This section is from the book "A Treatise On Architecture And Building Construction Vol4: Plumbing And Gas-Fitting, Heating And Ventilation, Painting And Decorating, Estimating And Calculating Quantities", by The Colliery Engineer Co. Also available from Amazon: A Treatise On Architecture And Building Construction.
43. The resistance which is encountered by air and other fluids in moving through pipes, flues, and conduits is usually spoken of as friction, although the term, as thus used, is not strictly accurate.
The resistance arises from several causes:
1. Skin friction, which is the actual friction of the fluid against the surfaces over which it passes.
2. The abrupt changes of direction of the current, at elbows and tees.
3. The movement of one part of the current upon another, in passing around curves.
4. The abrupt changes in velocity, which occur at pockets and enlargements.
5. The formation of whirls or eddies. G. The interference of currents.
Skin Friction. The resistance due to skin friction varies (1) directly as the length of the pipe or flue; (2) inversely as the diameter or length of a side; (3) directly as the square of the velocity. Hence, other things being equal, the pipe should be as short as possible; its diameter should be as large as possible, and the quantity passing through it in a given time should be as small as circumstances will permit. The last consideration is the most important of all, since, if the quantity passing through a given pipe is doubled, the velocity is also doubled, and the resistance is increased 22, or 4 times.
The condition of the pipe itself, whether smooth or rough, also affects the force required to overcome the friction, a smooth pipe offering less resistance than a rough one. Hence, metal pipes are to be preferred, in this respect, to brick conduits. A polished pipe offers less resistance than a smooth one not polished. A pipe or flue having its inside covered with soot offers much greater resistance than a similar pipe that is clean.

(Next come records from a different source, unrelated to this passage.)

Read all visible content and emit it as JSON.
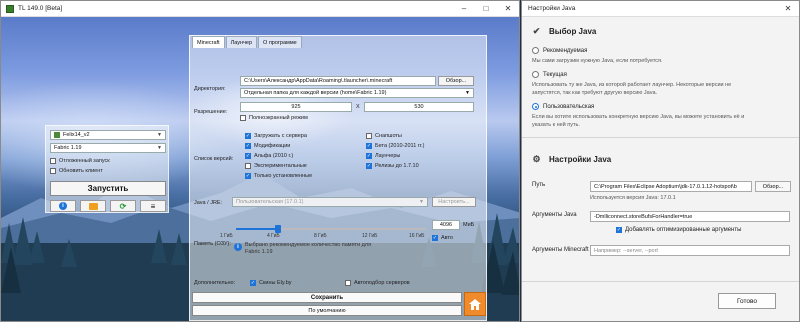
{
  "left_window": {
    "title": "TL 149.0 [Beta]",
    "controls": [
      "–",
      "□",
      "✕"
    ]
  },
  "launcher_panel": {
    "account": "Felix14_v2",
    "version": "Fabric 1.19",
    "deferred_start": "Отложенный запуск",
    "update_client": "Обновить клиент",
    "launch_button": "Запустить",
    "icons": [
      "info-icon",
      "folder-icon",
      "refresh-icon",
      "menu-icon"
    ]
  },
  "settings": {
    "tabs": [
      "Minecraft",
      "Лаунчер",
      "О программе"
    ],
    "directory": {
      "label": "Директория:",
      "value": "C:\\Users\\Александр\\AppData\\Roaming\\.tlauncher\\.minecraft",
      "browse": "Обзор...",
      "mode": "Отдельная папка для каждой версии (home\\Fabric 1.19)"
    },
    "resolution": {
      "label": "Разрешение:",
      "width": "925",
      "sep": "X",
      "height": "530",
      "fullscreen": "Полноэкранный режим"
    },
    "versions": {
      "label": "Список версий:",
      "items": [
        {
          "label": "Загружать с сервера",
          "checked": true
        },
        {
          "label": "Снапшоты",
          "checked": false
        },
        {
          "label": "Модификации",
          "checked": true
        },
        {
          "label": "Бета (2010-2011 гг.)",
          "checked": true
        },
        {
          "label": "Альфа (2010 г.)",
          "checked": true
        },
        {
          "label": "Лаунчеры",
          "checked": true
        },
        {
          "label": "Экспериментальные",
          "checked": false
        },
        {
          "label": "Релизы до 1.7.10",
          "checked": true
        },
        {
          "label": "Только установленные",
          "checked": true
        }
      ]
    },
    "java": {
      "label": "Java / JRE:",
      "value": "Пользовательская (17.0.1)",
      "configure": "Настроить..."
    },
    "memory": {
      "label": "Память (ОЗУ):",
      "value": "4096",
      "unit": "МиБ",
      "auto": "Авто",
      "ticks": [
        "1 ГиБ",
        "4 ГиБ",
        "8 ГиБ",
        "12 ГиБ",
        "16 ГиБ"
      ],
      "fill_fraction": 0.22,
      "recommended_note_line1": "Выбрано рекомендуемое количество памяти для",
      "recommended_note_line2": "Fabric 1.19"
    },
    "additional": {
      "label": "Дополнительно:",
      "skins": "Скины Ely.by",
      "autoconnect": "Автоподбор серверов"
    },
    "save_button": "Сохранить",
    "default_button": "По умолчанию"
  },
  "java_window": {
    "title": "Настройки Java",
    "controls": [
      "✕"
    ],
    "choice_section": "Выбор Java",
    "options": [
      {
        "label": "Рекомендуемая",
        "selected": false,
        "desc": [
          "Мы сами загрузим нужную Java, если потребуется."
        ]
      },
      {
        "label": "Текущая",
        "selected": false,
        "desc": [
          "Использовать ту же Java, из которой работает лаунчер. Некоторые версии не",
          "запустятся, так как требуют другую версию Java."
        ]
      },
      {
        "label": "Пользовательская",
        "selected": true,
        "desc": [
          "Если вы хотите использовать конкретную версию Java, вы можете установить её и",
          "указать к ней путь."
        ]
      }
    ],
    "settings_section": "Настройки Java",
    "path_label": "Путь",
    "path_value": "C:\\Program Files\\Eclipse Adoptium\\jdk-17.0.1.12-hotspot\\b",
    "path_browse": "Обзор...",
    "detected_version": "Используется версия Java: 17.0.1",
    "args_label": "Аргументы Java",
    "args_value": "-Dmlliconnect.storeBufsForHandler=true",
    "optimized_args": "Добавлять оптимизированные аргументы",
    "mc_args_label": "Аргументы Minecraft",
    "mc_args_placeholder": "Например: --server, --port",
    "done_button": "Готово"
  },
  "colors": {
    "accent": "#1e73d9",
    "home_button": "#f08a2a"
  }
}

Resistance From Changes Of Direction. When a current of air encounters an obstacle, the particles composing it are compelled to deflect from their normal direction and to move sideways sufficiently to pass by the obstruction, consequently the current loses some of its kinetic energy.
When a current is compelled to change its direction abruptly, the particles tend to move as shown in Fig. 3. An area of high pressure will be formed at a, and another of correspondingly low pressure at b. The effective area of the pipe or conduit will be reduced at c, and the velocity of the fluid will be greater at that point than at e and d. Thus, the force which is spent in maintaining the abnormal pressures at a and b, and in imparting the increase of velocity at c, is all wasted.

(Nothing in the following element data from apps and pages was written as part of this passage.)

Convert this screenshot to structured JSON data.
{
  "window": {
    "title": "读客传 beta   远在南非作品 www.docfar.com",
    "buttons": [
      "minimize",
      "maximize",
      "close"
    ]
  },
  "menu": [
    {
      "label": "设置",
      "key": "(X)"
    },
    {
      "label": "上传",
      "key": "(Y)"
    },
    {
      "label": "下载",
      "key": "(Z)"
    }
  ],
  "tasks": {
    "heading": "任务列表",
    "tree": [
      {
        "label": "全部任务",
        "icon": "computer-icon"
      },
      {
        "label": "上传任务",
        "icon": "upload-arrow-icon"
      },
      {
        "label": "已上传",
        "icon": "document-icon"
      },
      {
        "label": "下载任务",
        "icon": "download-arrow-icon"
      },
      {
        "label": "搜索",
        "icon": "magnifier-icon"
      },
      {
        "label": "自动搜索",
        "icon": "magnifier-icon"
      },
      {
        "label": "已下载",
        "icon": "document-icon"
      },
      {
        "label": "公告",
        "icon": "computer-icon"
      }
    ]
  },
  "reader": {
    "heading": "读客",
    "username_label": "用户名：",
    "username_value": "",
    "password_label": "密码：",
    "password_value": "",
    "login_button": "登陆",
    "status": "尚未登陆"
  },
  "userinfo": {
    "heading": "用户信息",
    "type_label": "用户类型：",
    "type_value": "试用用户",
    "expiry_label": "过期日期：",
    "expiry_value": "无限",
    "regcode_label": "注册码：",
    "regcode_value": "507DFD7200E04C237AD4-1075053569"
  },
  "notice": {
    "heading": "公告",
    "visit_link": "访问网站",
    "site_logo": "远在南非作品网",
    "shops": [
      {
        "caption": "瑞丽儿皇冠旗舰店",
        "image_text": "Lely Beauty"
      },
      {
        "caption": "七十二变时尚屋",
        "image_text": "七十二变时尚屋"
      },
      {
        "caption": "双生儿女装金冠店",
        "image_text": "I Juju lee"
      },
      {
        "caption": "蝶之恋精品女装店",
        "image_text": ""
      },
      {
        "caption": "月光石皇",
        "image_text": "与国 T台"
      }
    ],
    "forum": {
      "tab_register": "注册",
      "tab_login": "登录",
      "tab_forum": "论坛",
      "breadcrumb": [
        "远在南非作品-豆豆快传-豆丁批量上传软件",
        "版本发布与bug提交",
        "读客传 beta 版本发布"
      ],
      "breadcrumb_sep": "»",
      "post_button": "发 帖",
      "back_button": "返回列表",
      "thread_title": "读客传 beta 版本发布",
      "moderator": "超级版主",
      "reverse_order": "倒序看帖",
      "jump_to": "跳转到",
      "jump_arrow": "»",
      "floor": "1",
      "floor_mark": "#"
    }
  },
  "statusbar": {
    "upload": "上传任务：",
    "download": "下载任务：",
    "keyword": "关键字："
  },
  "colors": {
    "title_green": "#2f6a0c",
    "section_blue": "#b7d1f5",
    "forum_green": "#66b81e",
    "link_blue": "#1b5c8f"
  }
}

Effects Produced By-Curves. If the turn is less abrupt, as in Fig. 4, the waste of energy is considerably reduced. The tendency to form high and low pressure areas, as in Fig. 3, is nearly destroyed. But the particles of the fluid are still compelled to slide over one another. Thus, the particles at A and B will reach the points a and b, respectively, at the same time, if they travel equal distances in equal time. The power which is expended in sliding the particles of fluid upon one another is wasted.
This loss cannot be avoided, whether the turn be made sharply, as in Fig. 3, on a small radius, as in Fig. 4, or on a long radius, as in Fig. 5. But the time which is afforded for making the change of direction (the velocity being the same in each case) is much greater in Fig. 5 than in either of the others. The force which is required to deflect a moving body from its normal path is inversely proportional to the square of the time in which the change of direction is made. Hence, if the change of direction is made in 2 seconds in Fig. 4, and in 4 seconds in Fig. 5, then 42 ÷22 = 4 times as much force will be required when turning the curve of shorter radius.
Interference Of Currents. The effect of opposing currents is shown in Fig. 6. This illustrates the formation of what is called the contracted vein. The branch A is attached at right angles to a tank or reservoir B. It will be seen that the particles which move on the lines 1 and 7 would collide if their motion were continued, and would destroy each other's motion. Their energy is spent, however, in deflecting the other parts of the current somewhat out of their course. The effect of the opposition of the various currents is to reduce the effective diameter of the stream at a to less than the diameter of the branch A. Consequently, the amount of fluid which will be delivered through the branch will be less than it should be. The trouble may be remedied by providing the branch with a mouthpiece which is curved so as to properly guide the' parts of the current, as shown in Fig. 7. The branch will then discharge to its full capacity.